The UN Environment Program released a new report in advance of the Global Plastic Treaty: Turning off the tap outlines that we cannot attempt to recycle our way out of this plastic pollution. There are a whole lot of changes that must occur, including government engagement and changes from industry and consumers.
Key steps as part of this plan:
- Governments must increase their direct support in promoting reuse options such as refillable bottles, bulk dispensers, deposit return schemes, and packaging take-back schemes – a shift said to achieve a 30% reduction in plastic pollution by 2040.
- Accelerating the market for plastics recycling.
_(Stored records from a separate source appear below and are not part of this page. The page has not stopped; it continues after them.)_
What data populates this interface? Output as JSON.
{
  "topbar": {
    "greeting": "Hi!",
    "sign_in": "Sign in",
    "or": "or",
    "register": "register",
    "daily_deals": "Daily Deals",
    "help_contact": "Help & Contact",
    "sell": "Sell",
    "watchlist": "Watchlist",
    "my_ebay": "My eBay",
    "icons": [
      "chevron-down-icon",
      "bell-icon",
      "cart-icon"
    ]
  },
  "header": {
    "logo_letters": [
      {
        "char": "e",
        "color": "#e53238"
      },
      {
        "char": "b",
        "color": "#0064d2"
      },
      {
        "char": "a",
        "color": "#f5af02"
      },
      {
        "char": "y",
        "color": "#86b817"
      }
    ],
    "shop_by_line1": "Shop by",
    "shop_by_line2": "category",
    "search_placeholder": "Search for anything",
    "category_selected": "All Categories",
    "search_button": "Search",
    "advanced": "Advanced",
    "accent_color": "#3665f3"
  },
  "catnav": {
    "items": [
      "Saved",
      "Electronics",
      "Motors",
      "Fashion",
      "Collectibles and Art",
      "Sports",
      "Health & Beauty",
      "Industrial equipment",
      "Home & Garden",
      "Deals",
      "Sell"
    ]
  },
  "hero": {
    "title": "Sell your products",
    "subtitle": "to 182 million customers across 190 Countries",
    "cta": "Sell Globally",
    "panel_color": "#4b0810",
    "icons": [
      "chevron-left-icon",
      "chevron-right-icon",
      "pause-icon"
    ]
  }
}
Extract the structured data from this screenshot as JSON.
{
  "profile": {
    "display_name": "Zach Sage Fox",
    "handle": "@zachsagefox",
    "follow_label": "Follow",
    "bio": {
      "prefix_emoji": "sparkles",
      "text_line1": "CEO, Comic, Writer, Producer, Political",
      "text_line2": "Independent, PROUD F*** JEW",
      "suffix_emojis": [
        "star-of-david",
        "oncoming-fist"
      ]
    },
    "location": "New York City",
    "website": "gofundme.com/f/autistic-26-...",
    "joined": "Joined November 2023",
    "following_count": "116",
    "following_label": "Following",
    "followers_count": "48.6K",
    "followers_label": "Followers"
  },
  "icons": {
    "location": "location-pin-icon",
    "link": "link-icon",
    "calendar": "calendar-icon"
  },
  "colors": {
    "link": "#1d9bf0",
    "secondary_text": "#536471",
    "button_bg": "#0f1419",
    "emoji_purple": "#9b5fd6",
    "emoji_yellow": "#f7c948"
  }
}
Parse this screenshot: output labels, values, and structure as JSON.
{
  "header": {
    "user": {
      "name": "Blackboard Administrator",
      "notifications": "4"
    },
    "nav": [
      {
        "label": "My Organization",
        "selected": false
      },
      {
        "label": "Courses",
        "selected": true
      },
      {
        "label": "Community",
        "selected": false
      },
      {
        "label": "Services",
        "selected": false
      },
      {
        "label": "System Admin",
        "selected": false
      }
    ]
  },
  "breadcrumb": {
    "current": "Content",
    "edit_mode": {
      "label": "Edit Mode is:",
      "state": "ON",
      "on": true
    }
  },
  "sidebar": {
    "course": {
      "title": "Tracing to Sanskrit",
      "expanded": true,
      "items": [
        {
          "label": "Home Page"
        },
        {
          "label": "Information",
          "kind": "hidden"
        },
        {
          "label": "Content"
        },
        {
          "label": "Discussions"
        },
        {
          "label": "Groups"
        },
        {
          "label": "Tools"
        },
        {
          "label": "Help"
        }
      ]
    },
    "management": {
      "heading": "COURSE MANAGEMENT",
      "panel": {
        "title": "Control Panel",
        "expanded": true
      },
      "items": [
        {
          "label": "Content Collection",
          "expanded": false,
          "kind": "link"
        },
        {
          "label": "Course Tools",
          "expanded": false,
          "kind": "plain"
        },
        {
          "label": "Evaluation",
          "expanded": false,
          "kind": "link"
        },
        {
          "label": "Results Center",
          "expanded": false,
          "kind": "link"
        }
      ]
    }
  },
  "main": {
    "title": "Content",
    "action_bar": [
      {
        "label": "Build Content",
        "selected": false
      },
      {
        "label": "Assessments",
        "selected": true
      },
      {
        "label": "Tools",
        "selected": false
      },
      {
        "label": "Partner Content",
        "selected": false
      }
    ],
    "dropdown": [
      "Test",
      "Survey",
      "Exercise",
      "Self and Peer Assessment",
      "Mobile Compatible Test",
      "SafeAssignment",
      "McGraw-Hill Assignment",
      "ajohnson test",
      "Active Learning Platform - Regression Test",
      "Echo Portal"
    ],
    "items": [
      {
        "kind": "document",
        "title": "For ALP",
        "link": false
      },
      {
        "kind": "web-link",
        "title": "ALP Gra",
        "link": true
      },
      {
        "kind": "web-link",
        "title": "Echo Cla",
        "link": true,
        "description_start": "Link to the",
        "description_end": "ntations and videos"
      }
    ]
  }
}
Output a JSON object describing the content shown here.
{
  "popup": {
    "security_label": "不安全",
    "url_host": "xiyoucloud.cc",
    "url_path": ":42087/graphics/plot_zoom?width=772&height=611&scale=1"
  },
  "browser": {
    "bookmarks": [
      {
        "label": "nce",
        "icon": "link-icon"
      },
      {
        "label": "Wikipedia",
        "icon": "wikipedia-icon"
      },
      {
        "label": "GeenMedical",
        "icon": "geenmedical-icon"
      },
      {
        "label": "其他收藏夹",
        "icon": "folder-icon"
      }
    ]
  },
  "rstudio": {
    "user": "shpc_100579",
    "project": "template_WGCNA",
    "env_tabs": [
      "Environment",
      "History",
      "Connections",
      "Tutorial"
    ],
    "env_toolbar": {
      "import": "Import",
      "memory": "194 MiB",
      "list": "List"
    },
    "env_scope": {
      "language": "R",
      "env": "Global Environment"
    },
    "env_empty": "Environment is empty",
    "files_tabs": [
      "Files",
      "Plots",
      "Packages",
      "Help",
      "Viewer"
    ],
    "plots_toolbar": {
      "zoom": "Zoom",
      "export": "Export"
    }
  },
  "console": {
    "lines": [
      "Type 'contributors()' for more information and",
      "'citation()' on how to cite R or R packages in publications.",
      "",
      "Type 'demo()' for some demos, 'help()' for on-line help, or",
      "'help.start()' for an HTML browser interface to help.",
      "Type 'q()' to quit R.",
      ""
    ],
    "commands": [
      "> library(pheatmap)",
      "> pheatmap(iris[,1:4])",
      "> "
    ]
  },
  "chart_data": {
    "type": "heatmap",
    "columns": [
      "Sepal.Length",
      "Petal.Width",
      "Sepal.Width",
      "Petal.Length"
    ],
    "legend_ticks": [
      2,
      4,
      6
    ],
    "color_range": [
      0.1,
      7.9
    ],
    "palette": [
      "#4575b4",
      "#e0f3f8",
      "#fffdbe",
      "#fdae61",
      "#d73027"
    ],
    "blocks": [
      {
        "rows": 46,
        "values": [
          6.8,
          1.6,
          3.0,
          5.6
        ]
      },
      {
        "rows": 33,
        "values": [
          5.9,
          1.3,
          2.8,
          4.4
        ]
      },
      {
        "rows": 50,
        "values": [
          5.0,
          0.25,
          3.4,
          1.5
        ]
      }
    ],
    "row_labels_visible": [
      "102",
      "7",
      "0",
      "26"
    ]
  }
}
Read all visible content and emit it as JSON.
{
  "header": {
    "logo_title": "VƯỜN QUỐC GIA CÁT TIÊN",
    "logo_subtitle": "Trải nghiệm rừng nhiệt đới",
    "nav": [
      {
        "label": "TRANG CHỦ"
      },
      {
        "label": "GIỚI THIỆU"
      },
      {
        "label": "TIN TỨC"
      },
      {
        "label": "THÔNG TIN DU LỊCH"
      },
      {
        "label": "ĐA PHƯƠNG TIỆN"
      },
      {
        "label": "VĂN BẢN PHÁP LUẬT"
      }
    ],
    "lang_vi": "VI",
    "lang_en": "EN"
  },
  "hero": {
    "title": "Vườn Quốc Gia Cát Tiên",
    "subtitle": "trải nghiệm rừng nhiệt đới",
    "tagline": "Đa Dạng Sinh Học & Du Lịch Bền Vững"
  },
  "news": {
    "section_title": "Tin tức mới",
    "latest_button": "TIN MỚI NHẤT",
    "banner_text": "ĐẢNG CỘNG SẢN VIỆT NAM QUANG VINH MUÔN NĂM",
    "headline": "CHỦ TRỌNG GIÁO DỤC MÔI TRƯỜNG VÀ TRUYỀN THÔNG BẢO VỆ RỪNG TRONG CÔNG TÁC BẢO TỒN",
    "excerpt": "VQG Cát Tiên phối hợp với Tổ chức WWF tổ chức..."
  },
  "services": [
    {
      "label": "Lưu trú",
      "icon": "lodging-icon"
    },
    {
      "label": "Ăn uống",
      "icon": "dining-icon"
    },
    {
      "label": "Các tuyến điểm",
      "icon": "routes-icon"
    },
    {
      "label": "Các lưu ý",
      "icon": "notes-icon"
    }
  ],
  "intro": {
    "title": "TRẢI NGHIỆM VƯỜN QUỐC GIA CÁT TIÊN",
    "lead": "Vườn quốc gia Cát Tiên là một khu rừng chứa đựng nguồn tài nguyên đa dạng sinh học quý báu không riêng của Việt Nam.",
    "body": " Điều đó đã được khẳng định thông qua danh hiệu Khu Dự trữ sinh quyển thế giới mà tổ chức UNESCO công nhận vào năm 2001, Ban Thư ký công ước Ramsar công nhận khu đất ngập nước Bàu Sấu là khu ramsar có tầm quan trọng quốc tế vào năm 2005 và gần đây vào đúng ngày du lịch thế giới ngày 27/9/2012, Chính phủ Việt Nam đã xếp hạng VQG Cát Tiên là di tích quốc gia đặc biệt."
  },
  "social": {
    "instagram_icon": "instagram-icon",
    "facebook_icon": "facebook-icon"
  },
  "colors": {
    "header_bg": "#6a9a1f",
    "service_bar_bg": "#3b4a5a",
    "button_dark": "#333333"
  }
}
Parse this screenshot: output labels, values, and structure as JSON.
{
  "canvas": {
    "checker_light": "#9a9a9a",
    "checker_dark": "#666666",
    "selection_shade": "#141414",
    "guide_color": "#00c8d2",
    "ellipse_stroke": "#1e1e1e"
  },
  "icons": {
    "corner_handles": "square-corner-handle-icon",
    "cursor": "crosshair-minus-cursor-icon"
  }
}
Measures such as removing subsidies for fossil fuels and enforcing design-for-recycling guidelines are estimated to increase the share of economically recyclable plastics from 21% to 50%. There are current challenges around shifting from expensive mechanical to chemical recycling. Also, there are concerns about the high carbon footprint of this process and if it can work at scale. Additionally, The Guardian reported recently on a new study that shows that despite the plastics industry promoting recycling as a critical solution to the growing problem of plastic waste, recycling itself could be releasing vast quantities of microplastics.
- Reorient and diversify the market for sustainable and safe plastic-free alternatives.The waste management hierarchy below shows the priority actions to lessen the waste problem (particularly relevant to single-use plastics). The top priority, demanding the most significant investment, is prevention and reduction through the redesign of products. Take our plastic-free wet wipes as a perfect example.
We must reduce our reliance on plastics and shift from linear systems to more circular or regenerative approaches. The first step should be to question the necessity of plastic at any stage from design, production, systems, use, recovery and disposal for products and packaging.
While there will be products and packaging that cannot be circular, we need to ensure the safe disposal and deal with legacy plastic already on our shores—and always be mindful of good intentions that may worsen the problem.